- Eat healthy portions of low fat foods, avoiding late snacks.
- Be active. Exercise at least 30 minutes most days of the week.
- Calculate Your BMI
Too much stress can strain the heart by making it pump harder and beat faster. Learning to listen to your body, identifying when tension “takes over” and stepping back to ease that stress can bring the numbers back to the normal range and allow you to be back in control.
There are actions that can help:
- Learn to relax. Favorite kinds of exercise can be a perfect way to release tension.
- Try deep, slow breathing when you feel the tension building.
- Keep your sense of humor! Being able to laugh at the world around you and at yourself is a wonderful and healthy ability.
Before menopause, women have a lower incidence of coronary events than men. After menopause, risks are similar in both groups. It was thought that post-menopausal hormone replacement therapy (HRT) would produce a reduced risk of coronary disease. However, in 2002, data from a major study showed an early increase in risk in women with pre-existing coronary disease. It currently remains unclear if HRT protects the heart. You should discuss this with your physician.
A history of heart disease in your father or brother aged 55 or younger or in your mother or sister aged 65 or younger increases your risk of developing coronary disease 1.3 to 1.6 times.
The risk of coronary disease increases with age. If you have a parent or brother or sister who has been diagnosed with cardiovascular disease before age 55, you are at greater risk for developing coronary artery disease at an earlier age. From age 35–54 the prevalence of cardiovascular disease is slightly greater in men, but from age 65 on men and women are equally affected. Surveys show that most women are more afraid of breast cancer than of heart disease even though 1 in 30 deaths are from breast cancer and 1 in 2.4 deaths for women are from cardiac disease.
The prevalence of cardiovascular disease in adults is highest in non-Hispanic African Americans, afflicting 40.5 percent of men and 39.6 percent of women.
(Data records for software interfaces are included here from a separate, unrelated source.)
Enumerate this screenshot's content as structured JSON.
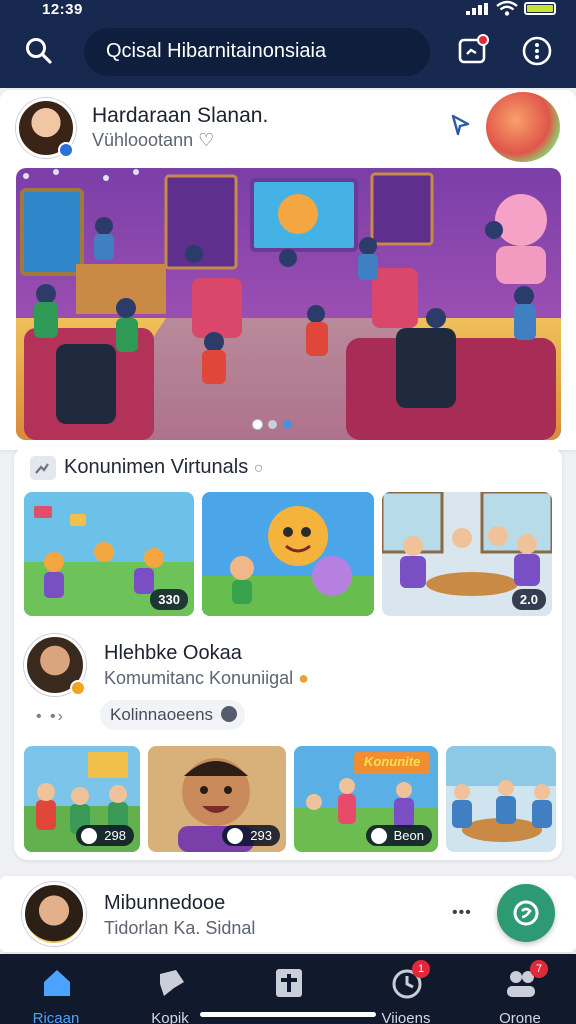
{
  "status_bar": {
    "time": "12:39"
  },
  "header": {
    "search_text": "Qcisal Hibarnitainonsiaia",
    "icons": [
      "search-icon",
      "chat-icon",
      "more-icon"
    ]
  },
  "post": {
    "author_name": "Hardaraan Slanan.",
    "author_sub": "Vühloootann",
    "image_alt": "community gathering illustration",
    "carousel_pages": 3
  },
  "section": {
    "title": "Konunimen Virtunals",
    "thumbs": [
      {
        "count": "330"
      },
      {
        "count": ""
      },
      {
        "count": "2.0"
      }
    ],
    "member": {
      "name": "Hlehbke Ookaa",
      "sub": "Komumitanc Konuniigal",
      "chip": "Kolinnaoeens"
    },
    "row2": [
      {
        "count": "298"
      },
      {
        "count": "293"
      },
      {
        "count": "Beon"
      },
      {
        "count": ""
      }
    ],
    "banner_text": "Konunite"
  },
  "profile_bar": {
    "name": "Mibunnedooe",
    "sub": "Tidorlan Ka. Sidnal"
  },
  "bottom_nav": [
    {
      "label": "Ricaan",
      "icon": "home-icon",
      "active": true
    },
    {
      "label": "Kopik",
      "icon": "tag-icon",
      "active": false
    },
    {
      "label": "",
      "icon": "book-icon",
      "active": false
    },
    {
      "label": "Viioens",
      "icon": "clock-icon",
      "active": false,
      "badge": "1"
    },
    {
      "label": "Orone",
      "icon": "people-icon",
      "active": false,
      "badge": "7"
    }
  ],
  "colors": {
    "header": "#17294f",
    "accent": "#e0474f",
    "nav_bg": "#111a2c",
    "active": "#4aa3ff",
    "fab": "#2e9a74"
  }
}
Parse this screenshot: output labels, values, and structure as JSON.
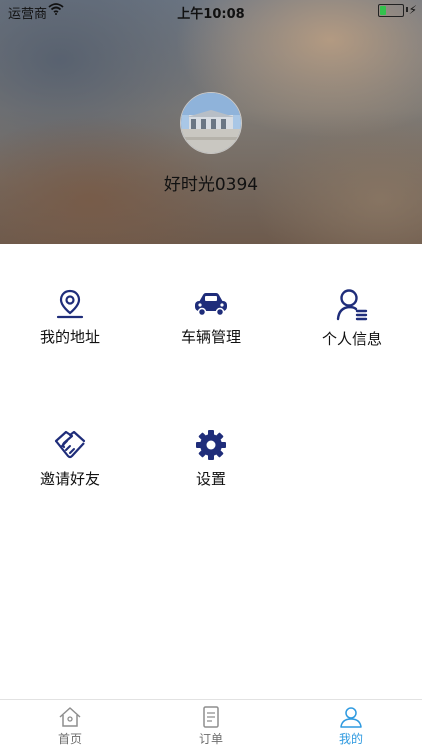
{
  "status_bar": {
    "carrier": "运营商",
    "time": "上午10:08"
  },
  "profile": {
    "nickname": "好时光0394"
  },
  "menu": [
    {
      "label": "我的地址",
      "icon": "location-pin-icon"
    },
    {
      "label": "车辆管理",
      "icon": "car-icon"
    },
    {
      "label": "个人信息",
      "icon": "user-info-icon"
    },
    {
      "label": "邀请好友",
      "icon": "handshake-icon"
    },
    {
      "label": "设置",
      "icon": "gear-icon"
    }
  ],
  "tabbar": [
    {
      "label": "首页",
      "icon": "home-icon"
    },
    {
      "label": "订单",
      "icon": "document-icon"
    },
    {
      "label": "我的",
      "icon": "person-icon"
    }
  ],
  "colors": {
    "icon_navy": "#1f2d7a",
    "tab_active": "#2f9ae0",
    "tab_inactive": "#8e8e8e"
  }
}
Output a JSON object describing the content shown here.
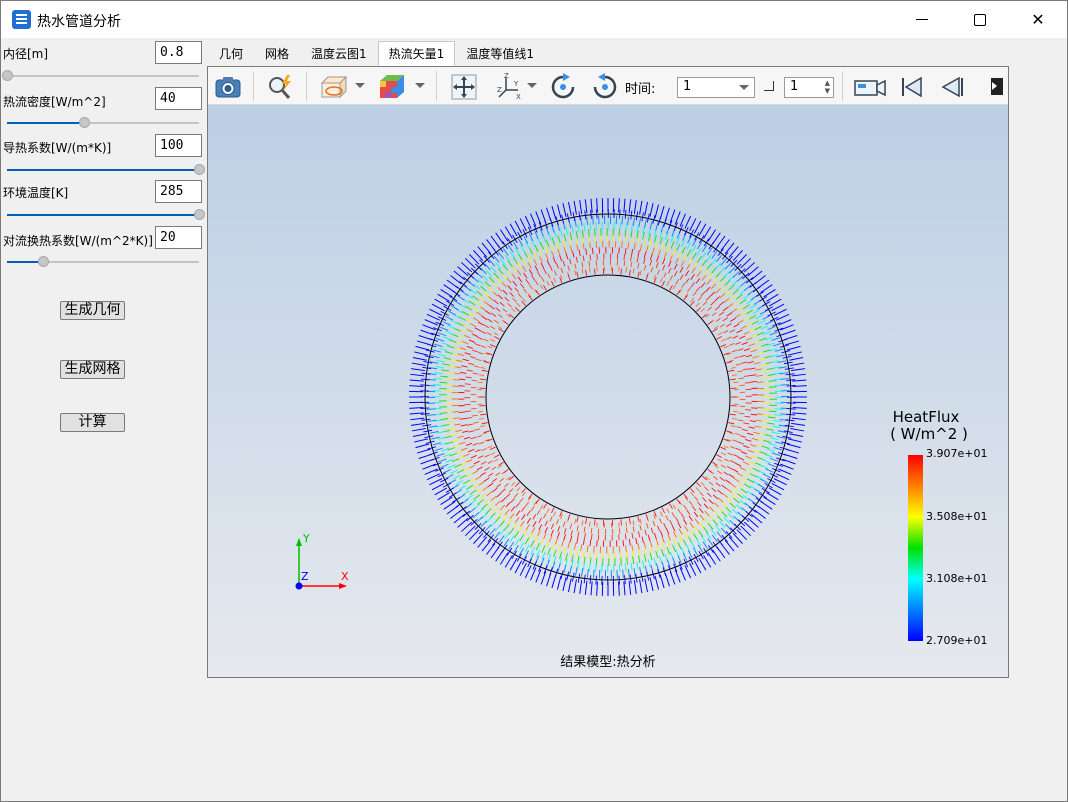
{
  "window": {
    "title": "热水管道分析"
  },
  "params": [
    {
      "label": "内径[m]",
      "value": "0.8",
      "slider": 0.0
    },
    {
      "label": "热流密度[W/m^2]",
      "value": "40",
      "slider": 0.4
    },
    {
      "label": "导热系数[W/(m*K)]",
      "value": "100",
      "slider": 1.0
    },
    {
      "label": "环境温度[K]",
      "value": "285",
      "slider": 1.0
    },
    {
      "label": "对流换热系数[W/(m^2*K)]",
      "value": "20",
      "slider": 0.19
    }
  ],
  "buttons": {
    "geometry": "生成几何",
    "mesh": "生成网格",
    "compute": "计算"
  },
  "tabs": [
    "几何",
    "网格",
    "温度云图1",
    "热流矢量1",
    "温度等值线1"
  ],
  "active_tab": 3,
  "toolbar": {
    "time_label": "时间:",
    "time_value": "1",
    "step_value": "1"
  },
  "legend": {
    "title": "HeatFlux",
    "unit": "( W/m^2 )",
    "ticks": [
      "3.907e+01",
      "3.508e+01",
      "3.108e+01",
      "2.709e+01"
    ]
  },
  "axes": {
    "y": "Y",
    "z": "Z",
    "x": "X"
  },
  "model_label": "结果模型:热分析",
  "colors": {
    "accent": "#005fb8",
    "arrow_outer": "#0000ff",
    "arrow_inner": "#ff0000"
  }
}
Thirty percent of non-Hispanic white men have cardiovascular disease as do 23.8 percent of non-Hispanic white women. The prevalence is lowest in Hispanics, 28.8 percent of men and 26.6 percent of women. There is not much that can be done to change your family, age and ethnic risk factors. However, there are other factors that are within your power to change.